JAY-Z IS ABOUT TO SHAKE UP THE CANNABIS INDUSTRY, BUT HE CAN’T UNDO THE WAR ON DRUGS
JAY-Z — aka Shawn Carter — is giving a first look into the world of his upcoming cannabis line, MONOGRAM. When Carter announced his new role as Chief Brand Strategist of Caliva last year, it signaled a new chapter for the overwhelmingly white cannabis industry.
As state after state moved to legalize marijuana, an influx of companies emerged to fill the market. Some then asked, “Why were white men poised to get rich doing the very same thing that African-American boys and men had long been going to prison for?”
JAY-Z has been an outspoken detractor of the “war on drugs,” which devastated Black and brown communities since it was devised by Nixon in 1971. He’s also been vocal about the way marijuana legalization disproportionally benefits predominantly white states and companies, while people of color continue to do time for minor drug violations.
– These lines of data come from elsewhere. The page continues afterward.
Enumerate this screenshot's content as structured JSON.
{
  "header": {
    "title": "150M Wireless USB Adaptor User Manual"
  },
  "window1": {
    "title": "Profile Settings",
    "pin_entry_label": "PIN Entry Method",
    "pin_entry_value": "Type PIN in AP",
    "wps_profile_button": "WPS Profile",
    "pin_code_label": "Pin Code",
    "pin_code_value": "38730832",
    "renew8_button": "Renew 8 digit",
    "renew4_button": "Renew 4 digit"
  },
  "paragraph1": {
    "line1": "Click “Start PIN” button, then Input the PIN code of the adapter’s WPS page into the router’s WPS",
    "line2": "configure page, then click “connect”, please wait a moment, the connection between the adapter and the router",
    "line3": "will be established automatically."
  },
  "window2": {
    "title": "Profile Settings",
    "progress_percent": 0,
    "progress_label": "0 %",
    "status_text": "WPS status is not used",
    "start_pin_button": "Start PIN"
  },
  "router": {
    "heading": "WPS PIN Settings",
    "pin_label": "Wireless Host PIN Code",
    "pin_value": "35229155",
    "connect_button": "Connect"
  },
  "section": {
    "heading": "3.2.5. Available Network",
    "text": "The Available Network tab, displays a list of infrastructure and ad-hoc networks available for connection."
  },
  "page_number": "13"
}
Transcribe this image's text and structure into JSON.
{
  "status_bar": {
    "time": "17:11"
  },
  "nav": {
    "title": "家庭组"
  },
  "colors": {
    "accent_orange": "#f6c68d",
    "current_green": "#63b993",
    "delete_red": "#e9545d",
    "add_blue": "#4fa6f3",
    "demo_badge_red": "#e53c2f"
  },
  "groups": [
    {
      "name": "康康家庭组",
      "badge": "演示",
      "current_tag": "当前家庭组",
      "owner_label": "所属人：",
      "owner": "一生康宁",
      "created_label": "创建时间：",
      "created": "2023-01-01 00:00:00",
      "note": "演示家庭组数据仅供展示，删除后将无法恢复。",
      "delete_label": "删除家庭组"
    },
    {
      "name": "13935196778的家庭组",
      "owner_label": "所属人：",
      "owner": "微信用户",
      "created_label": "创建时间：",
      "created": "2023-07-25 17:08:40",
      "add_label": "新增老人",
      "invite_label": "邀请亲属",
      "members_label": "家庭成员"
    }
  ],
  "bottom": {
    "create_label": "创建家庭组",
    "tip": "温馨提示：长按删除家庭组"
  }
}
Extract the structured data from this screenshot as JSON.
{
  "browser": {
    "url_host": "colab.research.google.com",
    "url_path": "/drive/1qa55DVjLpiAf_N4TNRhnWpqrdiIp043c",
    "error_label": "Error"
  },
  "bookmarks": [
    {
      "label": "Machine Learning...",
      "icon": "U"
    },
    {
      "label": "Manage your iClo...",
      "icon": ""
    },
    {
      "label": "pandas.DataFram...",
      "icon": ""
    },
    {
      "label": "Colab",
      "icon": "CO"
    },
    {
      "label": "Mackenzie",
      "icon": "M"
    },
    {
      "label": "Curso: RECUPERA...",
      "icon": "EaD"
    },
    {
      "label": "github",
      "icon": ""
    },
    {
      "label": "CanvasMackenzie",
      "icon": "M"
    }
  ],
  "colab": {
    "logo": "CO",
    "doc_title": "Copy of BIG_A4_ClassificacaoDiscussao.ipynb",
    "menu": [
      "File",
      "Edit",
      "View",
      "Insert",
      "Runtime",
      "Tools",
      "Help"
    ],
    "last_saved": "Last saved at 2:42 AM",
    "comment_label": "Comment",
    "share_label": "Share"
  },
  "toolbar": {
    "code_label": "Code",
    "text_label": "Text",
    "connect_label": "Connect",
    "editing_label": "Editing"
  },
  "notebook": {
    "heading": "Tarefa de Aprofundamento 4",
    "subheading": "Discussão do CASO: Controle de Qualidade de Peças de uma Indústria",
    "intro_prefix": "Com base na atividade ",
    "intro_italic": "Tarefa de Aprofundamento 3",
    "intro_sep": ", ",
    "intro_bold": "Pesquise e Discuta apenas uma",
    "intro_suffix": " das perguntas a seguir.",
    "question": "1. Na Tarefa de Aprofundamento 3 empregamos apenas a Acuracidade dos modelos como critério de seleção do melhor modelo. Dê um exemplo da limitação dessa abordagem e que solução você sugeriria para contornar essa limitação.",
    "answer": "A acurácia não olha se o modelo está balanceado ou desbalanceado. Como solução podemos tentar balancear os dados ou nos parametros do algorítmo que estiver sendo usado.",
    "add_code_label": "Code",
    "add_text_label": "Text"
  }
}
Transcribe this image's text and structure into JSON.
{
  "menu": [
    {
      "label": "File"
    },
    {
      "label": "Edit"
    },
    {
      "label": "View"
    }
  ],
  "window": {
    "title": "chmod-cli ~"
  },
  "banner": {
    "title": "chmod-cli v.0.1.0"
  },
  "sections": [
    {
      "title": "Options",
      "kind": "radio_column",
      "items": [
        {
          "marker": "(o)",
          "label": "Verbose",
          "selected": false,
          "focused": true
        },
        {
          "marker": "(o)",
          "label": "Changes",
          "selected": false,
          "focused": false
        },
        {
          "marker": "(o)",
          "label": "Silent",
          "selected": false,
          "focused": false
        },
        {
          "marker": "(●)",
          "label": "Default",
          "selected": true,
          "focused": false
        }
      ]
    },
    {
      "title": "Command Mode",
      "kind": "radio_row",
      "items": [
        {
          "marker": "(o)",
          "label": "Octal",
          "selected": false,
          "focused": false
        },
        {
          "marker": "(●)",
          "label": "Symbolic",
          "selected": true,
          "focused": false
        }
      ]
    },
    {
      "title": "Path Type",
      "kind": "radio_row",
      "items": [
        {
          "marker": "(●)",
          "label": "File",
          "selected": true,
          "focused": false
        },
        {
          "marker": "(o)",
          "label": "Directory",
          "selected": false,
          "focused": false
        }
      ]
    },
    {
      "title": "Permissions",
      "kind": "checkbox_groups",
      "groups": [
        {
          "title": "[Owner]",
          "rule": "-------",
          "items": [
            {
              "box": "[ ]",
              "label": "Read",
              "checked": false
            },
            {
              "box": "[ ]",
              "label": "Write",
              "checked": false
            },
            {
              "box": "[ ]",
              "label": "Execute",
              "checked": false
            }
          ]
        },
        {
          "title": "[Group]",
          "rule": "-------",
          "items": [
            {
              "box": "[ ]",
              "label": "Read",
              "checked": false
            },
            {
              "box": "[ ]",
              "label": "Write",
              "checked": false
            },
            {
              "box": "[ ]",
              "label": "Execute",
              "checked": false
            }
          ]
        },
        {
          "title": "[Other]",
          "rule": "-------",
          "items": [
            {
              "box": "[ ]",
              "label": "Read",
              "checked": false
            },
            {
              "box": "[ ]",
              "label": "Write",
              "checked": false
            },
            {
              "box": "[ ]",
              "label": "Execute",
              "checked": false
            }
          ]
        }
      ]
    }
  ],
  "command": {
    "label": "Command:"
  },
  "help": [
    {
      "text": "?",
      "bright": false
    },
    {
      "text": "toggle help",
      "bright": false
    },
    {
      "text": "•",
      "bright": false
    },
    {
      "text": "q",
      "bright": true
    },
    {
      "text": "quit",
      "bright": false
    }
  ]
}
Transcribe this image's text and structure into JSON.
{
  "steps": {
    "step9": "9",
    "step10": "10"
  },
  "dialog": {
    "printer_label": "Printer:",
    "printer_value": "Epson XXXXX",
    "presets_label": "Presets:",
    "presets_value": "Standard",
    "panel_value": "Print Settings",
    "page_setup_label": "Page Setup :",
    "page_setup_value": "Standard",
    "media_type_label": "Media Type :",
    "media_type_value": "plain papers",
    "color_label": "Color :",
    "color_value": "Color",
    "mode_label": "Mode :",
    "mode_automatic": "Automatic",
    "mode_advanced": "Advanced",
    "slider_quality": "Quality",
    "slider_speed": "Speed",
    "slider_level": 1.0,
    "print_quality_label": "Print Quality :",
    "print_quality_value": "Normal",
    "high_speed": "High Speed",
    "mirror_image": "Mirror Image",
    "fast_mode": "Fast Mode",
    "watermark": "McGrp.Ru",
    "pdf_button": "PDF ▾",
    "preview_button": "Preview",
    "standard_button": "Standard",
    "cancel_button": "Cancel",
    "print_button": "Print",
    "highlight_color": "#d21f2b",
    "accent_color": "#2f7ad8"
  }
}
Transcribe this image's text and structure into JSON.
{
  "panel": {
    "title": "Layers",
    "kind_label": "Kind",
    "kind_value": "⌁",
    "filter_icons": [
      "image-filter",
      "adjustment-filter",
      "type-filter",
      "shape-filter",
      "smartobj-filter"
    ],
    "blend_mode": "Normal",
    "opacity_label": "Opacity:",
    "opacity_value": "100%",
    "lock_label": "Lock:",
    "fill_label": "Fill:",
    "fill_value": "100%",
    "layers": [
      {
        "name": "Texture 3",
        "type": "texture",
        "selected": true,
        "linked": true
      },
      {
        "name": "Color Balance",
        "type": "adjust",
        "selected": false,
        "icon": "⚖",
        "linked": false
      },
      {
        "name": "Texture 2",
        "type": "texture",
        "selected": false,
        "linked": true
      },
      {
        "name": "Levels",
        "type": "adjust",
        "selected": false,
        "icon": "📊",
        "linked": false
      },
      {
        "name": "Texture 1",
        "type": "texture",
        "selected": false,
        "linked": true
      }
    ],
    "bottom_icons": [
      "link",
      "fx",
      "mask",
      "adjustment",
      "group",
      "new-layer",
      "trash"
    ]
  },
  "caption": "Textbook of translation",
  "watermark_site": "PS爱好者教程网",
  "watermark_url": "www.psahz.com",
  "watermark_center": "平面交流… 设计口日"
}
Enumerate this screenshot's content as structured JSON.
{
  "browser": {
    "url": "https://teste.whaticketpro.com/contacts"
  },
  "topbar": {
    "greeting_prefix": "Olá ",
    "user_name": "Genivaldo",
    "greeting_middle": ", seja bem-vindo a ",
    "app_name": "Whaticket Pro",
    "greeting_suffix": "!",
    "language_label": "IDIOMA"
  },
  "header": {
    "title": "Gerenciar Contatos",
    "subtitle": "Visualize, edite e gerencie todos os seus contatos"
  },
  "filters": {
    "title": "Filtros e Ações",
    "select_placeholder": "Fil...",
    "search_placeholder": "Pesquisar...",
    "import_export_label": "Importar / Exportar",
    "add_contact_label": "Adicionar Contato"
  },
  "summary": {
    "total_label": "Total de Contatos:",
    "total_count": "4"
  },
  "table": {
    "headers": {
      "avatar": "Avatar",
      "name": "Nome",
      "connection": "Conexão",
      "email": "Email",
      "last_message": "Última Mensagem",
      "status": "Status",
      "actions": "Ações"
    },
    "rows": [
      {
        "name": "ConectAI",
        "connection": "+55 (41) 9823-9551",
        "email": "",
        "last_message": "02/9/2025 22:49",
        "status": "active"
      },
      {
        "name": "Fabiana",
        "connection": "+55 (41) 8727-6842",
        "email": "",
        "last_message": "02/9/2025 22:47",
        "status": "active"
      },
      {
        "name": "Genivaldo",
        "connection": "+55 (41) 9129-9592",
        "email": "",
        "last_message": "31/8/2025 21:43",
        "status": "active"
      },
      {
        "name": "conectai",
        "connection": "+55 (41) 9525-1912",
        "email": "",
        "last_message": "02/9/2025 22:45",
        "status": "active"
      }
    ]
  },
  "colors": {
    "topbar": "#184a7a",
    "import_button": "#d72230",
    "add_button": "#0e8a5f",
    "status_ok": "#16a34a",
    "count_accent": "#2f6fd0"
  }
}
Jay’s new endeavor aims to fight social justice issues related to weed legalization and “increase the economic participation of citizens returning from incarceration” through “advocacy, job training, and overall employee and workforce development.”
Unfortunately, even with the legalization of marijuana, marijuana-related arrests nationwide continue to increase every year, with more than 660,000 arrests in 2018 alone, over 90 percent of which were for possession alone. What’s worse, these arrests continue to disproportionately impact Black and brown communities, though Black and Latino people are no more likely to use or sell marijuana than their white counterparts. This disparity persists even in states like Colorado that have legalized marijuana for recreational use.
These statistics reveal deep-seated racial inequalities that are baked into the legal system. Meaningful change can’t then come from billionaire entrepreneurs and the kind of trickle-down economics that figures like JAY-Z and Pharrell have advocated for, albeit with good intentions.
A profit-driven legal cannabis industry can’t be expected to deliver racial and economic justice. Meaningful change will come with the relocation of funds away from the carceral system and the police force and with increased funding in grassroots organizations.